The next morning we walked back, and took the car up north along the splendid coast to Binalong Bay in the famous Bay of Fires (named after the fires of aboriginals that sailors could see while sailing by). After getting a tan on the beach for a while, we drove on through Tamar Valley to Beauty Point in the north. Tamar Valley is a beautiful area with a mPenguins groomingediteranean climate, and therefore also lots of vineyards, olive plantations and even lavender farms (one of which, as it turned out, is one the world's premier suppliers of lavender oil). In the evening, we joined a penguin tour at Low Head at the bay of Tamar River. We saw hundreds of small penguins (there are a total of over 5,000) climbing out of the sea, over rocks and into small bushes where their babies were waiting to be fed. They made a lot of noise, but were so used to people that they literally walked over our shoes.

On Friday morning we started with a visit to the Platypus House and Seahorse World. The Platypus House is a combined research facility and tourist attraction, where you can see these unique animals from close by. The platypus and the reAn echidna - close relative of the platypuslated echydna (shown in the photo) are the only members of the monotreme family, and they have characteristics of mammals, birds and reptiles (they have a beak and webbed feet, lay eggs but suckle their young, and males have a poison gland that can knock out a human being for six months). Having said that, they're adorable little animals... The facility had four platypus, but hasn't been successful in breeding yet. The Seahorse World is the biggest exporter of seahorses for aquariums in the world, and they had a great variety of species. Seahorses are very special, as the males are pregnant and carry the eggs around for weeks. The facility is successful in breeding them, with a 95% survival rate (compared to 5% in the wild), but they are not allowed to place any seahorse back in the wild as they may have developed a disease while in captivity.
New Year's Eve in HobartIn the afternoon we drove south to Hobart, to celebrate New Year's Eve together with some people we met on the Overland Track (Andrew & Jasmijn, and David & Catherine). Hobart was bustling, with hundreds of yachts that had just completed the Sydney - Hobart race, and there were concerts, shows and activities everywhere. After a fantastic dinner in vegetarian restaurant, we went to the harbor to watch the fire works at midnight. The atmosphere was great, the fireworks long and impressive,View from Mt Wellington, near Hobart and all in all it was a great way to celebrate New Year's Eve!
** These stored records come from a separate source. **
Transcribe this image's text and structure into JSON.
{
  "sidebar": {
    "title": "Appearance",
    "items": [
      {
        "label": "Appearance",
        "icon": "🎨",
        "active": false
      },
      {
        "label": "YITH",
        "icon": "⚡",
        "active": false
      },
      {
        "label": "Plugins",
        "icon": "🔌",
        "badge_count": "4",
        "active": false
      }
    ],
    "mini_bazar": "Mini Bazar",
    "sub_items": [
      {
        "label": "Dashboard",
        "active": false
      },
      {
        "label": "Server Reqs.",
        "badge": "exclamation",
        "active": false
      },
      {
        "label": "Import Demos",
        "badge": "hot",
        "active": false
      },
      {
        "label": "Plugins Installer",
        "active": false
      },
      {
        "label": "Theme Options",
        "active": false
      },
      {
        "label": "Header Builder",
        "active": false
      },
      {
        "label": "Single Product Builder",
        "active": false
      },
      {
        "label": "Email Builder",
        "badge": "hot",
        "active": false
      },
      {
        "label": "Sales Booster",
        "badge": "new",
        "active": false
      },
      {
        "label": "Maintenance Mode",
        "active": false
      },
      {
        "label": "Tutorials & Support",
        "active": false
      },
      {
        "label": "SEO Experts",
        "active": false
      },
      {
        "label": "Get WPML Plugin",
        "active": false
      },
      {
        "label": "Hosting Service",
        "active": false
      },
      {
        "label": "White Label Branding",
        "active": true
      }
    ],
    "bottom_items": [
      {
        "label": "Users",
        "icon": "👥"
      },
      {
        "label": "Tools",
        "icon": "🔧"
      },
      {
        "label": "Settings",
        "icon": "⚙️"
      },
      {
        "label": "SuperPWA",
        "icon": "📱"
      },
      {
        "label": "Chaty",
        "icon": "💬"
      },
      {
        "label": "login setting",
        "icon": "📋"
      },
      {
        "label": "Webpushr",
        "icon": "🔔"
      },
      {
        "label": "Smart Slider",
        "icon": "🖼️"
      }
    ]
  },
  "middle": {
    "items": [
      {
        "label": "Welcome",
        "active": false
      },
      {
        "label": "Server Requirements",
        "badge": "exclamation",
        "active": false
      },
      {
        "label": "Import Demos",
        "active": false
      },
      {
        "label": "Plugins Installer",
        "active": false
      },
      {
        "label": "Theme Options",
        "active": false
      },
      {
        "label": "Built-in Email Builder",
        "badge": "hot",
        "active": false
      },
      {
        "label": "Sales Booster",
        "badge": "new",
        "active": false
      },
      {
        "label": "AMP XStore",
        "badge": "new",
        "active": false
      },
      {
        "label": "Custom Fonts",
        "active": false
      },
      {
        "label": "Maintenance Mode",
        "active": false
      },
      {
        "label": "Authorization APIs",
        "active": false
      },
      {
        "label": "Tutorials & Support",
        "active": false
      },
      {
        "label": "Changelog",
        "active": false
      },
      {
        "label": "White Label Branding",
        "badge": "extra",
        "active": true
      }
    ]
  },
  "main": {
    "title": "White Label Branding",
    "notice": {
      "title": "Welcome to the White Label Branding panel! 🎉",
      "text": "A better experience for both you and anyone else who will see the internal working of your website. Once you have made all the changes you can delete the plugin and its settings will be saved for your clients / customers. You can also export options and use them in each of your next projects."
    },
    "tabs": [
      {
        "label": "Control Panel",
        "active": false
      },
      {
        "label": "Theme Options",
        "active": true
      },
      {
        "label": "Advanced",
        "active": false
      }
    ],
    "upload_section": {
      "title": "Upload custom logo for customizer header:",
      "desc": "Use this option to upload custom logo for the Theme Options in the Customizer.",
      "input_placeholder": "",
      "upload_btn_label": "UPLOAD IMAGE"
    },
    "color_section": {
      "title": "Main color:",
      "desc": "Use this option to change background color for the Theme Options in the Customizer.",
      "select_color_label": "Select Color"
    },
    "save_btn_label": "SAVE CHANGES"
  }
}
Hobart turned out to be just as much fun the next day, when we visited the weekly Salamanca Market. It was a busy area, with hundreds of stalls, great food, buskers, etc. and we loaded up on local goodies such as honey, chocolate fudge, and cherry wine... In the afternoon we drove up to Mt Wellington for spectacular views over Hobart, the river, the bay and the surrounding mountains. We were somewhat sad that our holidays were coming to a close, but happy that we discovered a new place that we could (should!) come back to!

For more photos, click here.